Stable micro-emulsion droplets as miniaturized reactors have enabled a wide range of synthetic and bioanalytical applications, and still promise to give rise to many innovations to come. Partitioning plays an essential part in digital bioanalytical assays, which requires uniformity, stability and high throughput. Dividing reaction mix into hundreds or thousands of microcentrifuge tubes/vials was first employed in the early stages of digital PCR which being costly and laborious was soon replaced. Later came nanoliter to femtoliter reaction chambers in polymer or glass made microfluidic devices, [2-4] or water-in-oil (w/o) emulsion droplets. [5, 6] Currently the emulsion based approaches have become the most popular method used in research and medical laboratories. However, the cost of microfluidic chip-based emulsion generating devices, as well as their control instruments, are still relatively high. Not only are the in-house designed microfluidic devices too complex to be adapted by other labs, but also many commercially available instruments require extra skills to process properly.
Using bench-top centrifuge, we develop a novel method of producing monodisperse emulsion droplets by micro-channel array (MiCA). Subjected to the centrifuge, aqueous liquid ejects out at the nozzles of the micro-channel into monodispersed droplets, which then are stabilized by the receiving oil underneath.
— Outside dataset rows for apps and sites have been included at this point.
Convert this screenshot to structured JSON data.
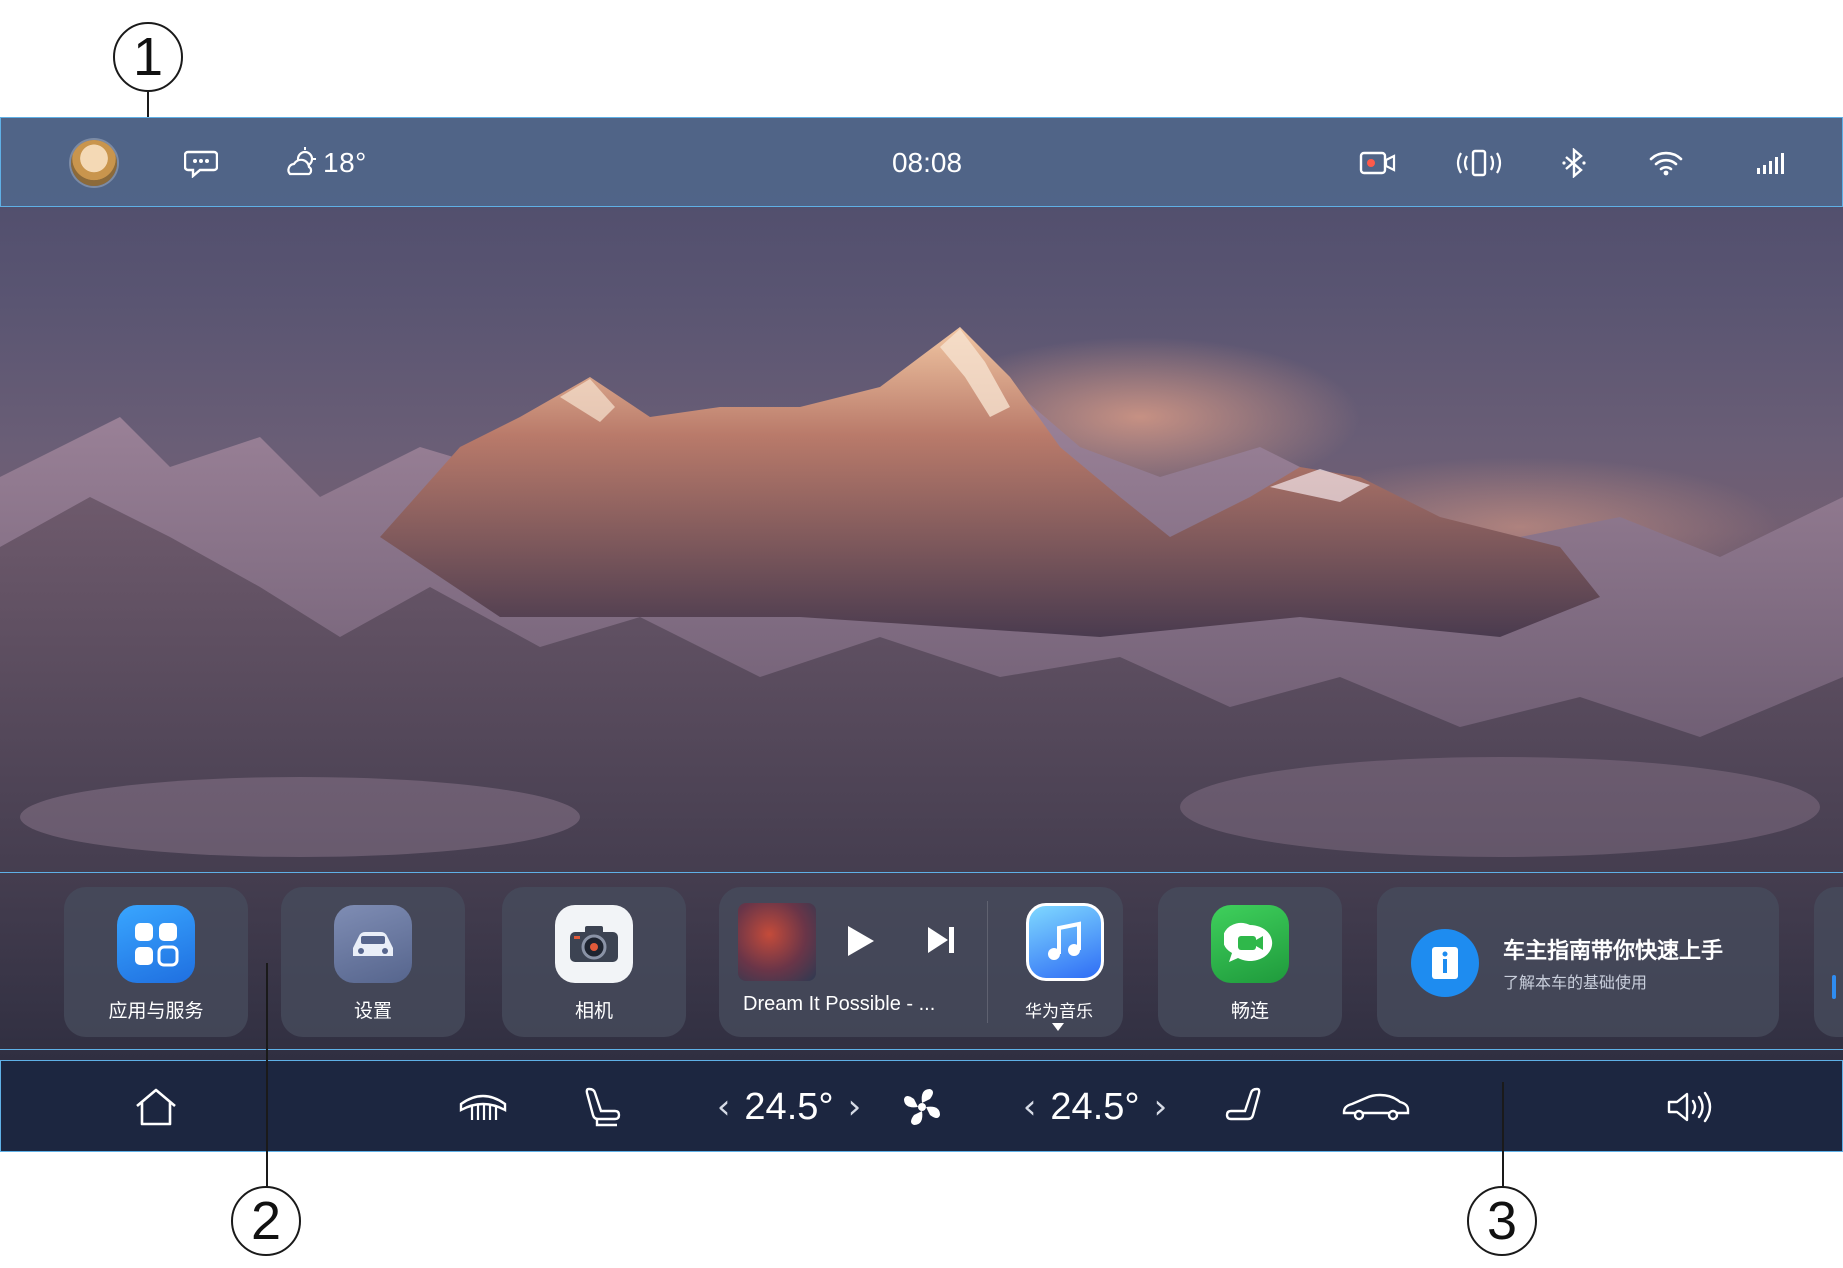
{
  "callouts": {
    "one": "1",
    "two": "2",
    "three": "3"
  },
  "status_bar": {
    "avatar_icon": "user-avatar",
    "message_icon": "chat-bubble-icon",
    "weather": {
      "icon": "partly-cloudy-icon",
      "temperature": "18°"
    },
    "time": "08:08",
    "right_icons": [
      "dashcam-icon",
      "vibrate-icon",
      "bluetooth-icon",
      "wifi-icon",
      "signal-icon"
    ]
  },
  "dock": {
    "apps": [
      {
        "label": "应用与服务",
        "icon": "apps-grid-icon"
      },
      {
        "label": "设置",
        "icon": "car-settings-icon"
      },
      {
        "label": "相机",
        "icon": "camera-icon"
      }
    ],
    "music": {
      "track": "Dream It Possible - ...",
      "app_label": "华为音乐",
      "play_icon": "play-icon",
      "next_icon": "next-track-icon",
      "app_icon": "music-note-icon"
    },
    "meetime": {
      "label": "畅连",
      "icon": "video-chat-icon"
    },
    "guide": {
      "title": "车主指南带你快速上手",
      "subtitle": "了解本车的基础使用",
      "icon": "info-book-icon"
    }
  },
  "control_bar": {
    "home_icon": "home-icon",
    "defrost_icon": "rear-defrost-icon",
    "left_seat_icon": "driver-seat-icon",
    "left_temp": "24.5°",
    "fan_icon": "fan-icon",
    "right_temp": "24.5°",
    "right_seat_icon": "passenger-seat-icon",
    "car_icon": "car-icon",
    "volume_icon": "volume-icon",
    "chevron_left": "‹",
    "chevron_right": "›"
  },
  "colors": {
    "status_bar_bg": "#50668a",
    "control_bar_bg": "#1c2640",
    "outline_accent": "#5fb0e6",
    "apps_icon_blue": "#2f8cf0",
    "meetime_green": "#2fb84a",
    "guide_icon_blue": "#1e8cf0"
  }
}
Within few minutes, >3x105 pico-liter droplets can be generated without complicated handling of microfluidics devices and control system. By tuning the spinning speed and changing the MiCA with different channel number or sizes, we are able to generate droplets of various size. We demonstrate digital PCR and LAMP assays through MiCA approach. The digital PCR result is highly concordant with commercial equipment (Bio-Rad QX200). Our newly formulated digital LAMP protocol has also see favorable linearity in dilution quantification experiments.
MiCA-enabled emulsion generation is facile and robust, exhibiting great advantage over conventional lab equipment. With the cost-effective and highly precise micro-channel array (MiCA) the aqueous solution can be dispersed into stable picoliter-droplets and then perform PCR thermal cycling without extra liquid transfer in microcentrifuge tubes, significantly reducing the difficulty and complexity of performing droplet-based biological and chemical assays, and minimizing the loss of rare input materials by eliminating the dead volume. By the virtue of centrifuge this novel emulsion generation method is intrinsically highly parallel given that many samples can be processed simultaneously without contamination.